— PROBLEM DESCRIPTION —
From the records below, copy out each line that has the word "number".

Element data from apps and pages
[Start of Attachment]
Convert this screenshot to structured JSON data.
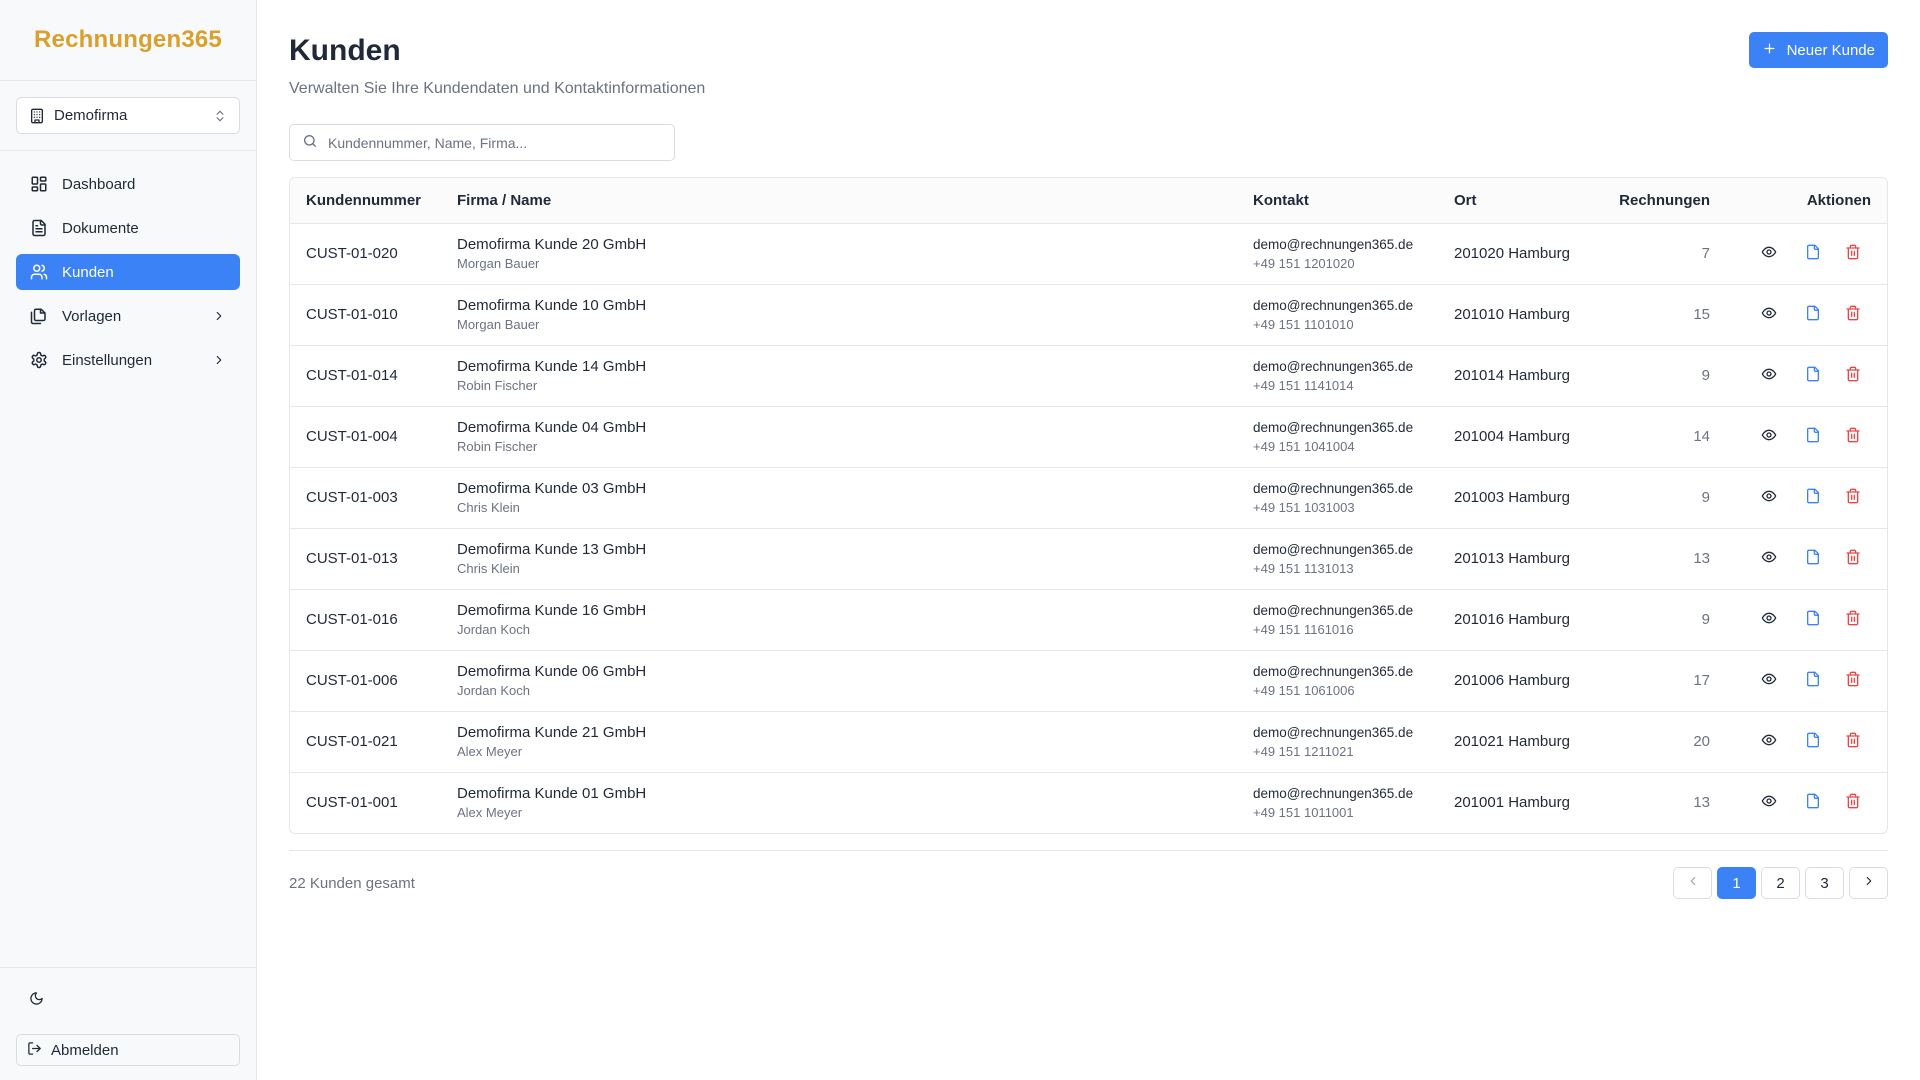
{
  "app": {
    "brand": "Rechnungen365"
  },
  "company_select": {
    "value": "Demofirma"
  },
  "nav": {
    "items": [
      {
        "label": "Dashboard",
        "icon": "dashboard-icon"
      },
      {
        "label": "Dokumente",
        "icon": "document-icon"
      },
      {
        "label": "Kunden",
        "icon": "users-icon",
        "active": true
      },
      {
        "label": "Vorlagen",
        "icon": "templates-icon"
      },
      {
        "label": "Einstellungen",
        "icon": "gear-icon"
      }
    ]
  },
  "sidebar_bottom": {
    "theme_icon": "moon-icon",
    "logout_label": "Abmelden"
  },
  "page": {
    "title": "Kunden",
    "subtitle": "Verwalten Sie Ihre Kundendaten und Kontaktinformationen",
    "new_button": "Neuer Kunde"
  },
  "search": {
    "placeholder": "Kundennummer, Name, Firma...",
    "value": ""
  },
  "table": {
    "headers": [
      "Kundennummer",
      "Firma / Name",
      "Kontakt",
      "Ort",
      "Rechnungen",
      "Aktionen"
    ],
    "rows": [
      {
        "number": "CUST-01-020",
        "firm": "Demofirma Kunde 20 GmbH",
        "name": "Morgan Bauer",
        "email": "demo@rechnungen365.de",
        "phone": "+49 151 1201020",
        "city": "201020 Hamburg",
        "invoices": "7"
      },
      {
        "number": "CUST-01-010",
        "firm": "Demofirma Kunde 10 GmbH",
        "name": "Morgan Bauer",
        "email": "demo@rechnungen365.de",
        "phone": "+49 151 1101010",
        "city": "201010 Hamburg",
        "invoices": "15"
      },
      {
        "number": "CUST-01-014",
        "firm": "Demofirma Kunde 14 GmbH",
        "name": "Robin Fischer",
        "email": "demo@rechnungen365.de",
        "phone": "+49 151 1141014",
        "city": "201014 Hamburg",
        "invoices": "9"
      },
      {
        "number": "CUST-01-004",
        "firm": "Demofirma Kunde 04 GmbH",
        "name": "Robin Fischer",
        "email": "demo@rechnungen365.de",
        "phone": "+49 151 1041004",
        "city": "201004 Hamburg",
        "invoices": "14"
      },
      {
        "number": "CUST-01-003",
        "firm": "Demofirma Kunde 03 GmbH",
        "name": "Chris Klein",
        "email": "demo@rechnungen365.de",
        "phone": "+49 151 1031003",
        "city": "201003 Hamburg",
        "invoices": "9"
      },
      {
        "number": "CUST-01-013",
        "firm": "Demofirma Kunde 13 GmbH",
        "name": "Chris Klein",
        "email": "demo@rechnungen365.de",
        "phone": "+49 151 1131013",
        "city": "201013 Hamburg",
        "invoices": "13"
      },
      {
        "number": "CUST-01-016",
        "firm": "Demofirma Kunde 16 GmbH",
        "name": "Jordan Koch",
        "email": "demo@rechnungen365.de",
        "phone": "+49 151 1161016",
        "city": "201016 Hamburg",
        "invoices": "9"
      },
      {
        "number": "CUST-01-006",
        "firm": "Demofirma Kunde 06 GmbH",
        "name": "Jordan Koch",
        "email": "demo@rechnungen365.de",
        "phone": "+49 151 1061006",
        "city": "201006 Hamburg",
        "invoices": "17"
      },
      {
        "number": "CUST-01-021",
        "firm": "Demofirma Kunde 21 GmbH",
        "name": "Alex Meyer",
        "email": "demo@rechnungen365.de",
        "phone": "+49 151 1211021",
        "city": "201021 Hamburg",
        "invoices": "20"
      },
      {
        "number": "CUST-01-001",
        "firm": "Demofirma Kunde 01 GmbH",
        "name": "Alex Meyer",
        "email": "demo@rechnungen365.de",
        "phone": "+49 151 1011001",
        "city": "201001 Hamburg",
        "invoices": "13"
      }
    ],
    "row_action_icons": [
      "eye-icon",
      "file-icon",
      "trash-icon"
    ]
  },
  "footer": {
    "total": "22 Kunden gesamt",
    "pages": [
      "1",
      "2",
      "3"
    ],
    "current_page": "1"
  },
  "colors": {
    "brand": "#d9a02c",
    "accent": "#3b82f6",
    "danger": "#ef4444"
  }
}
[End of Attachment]
— EXPECTED ANSWER —
        "number": "CUST-01-020",
        "number": "CUST-01-010",
        "number": "CUST-01-014",
        "number": "CUST-01-004",
        "number": "CUST-01-003",
        "number": "CUST-01-013",
        "number": "CUST-01-016",
        "number": "CUST-01-006",
        "number": "CUST-01-021",
        "number": "CUST-01-001",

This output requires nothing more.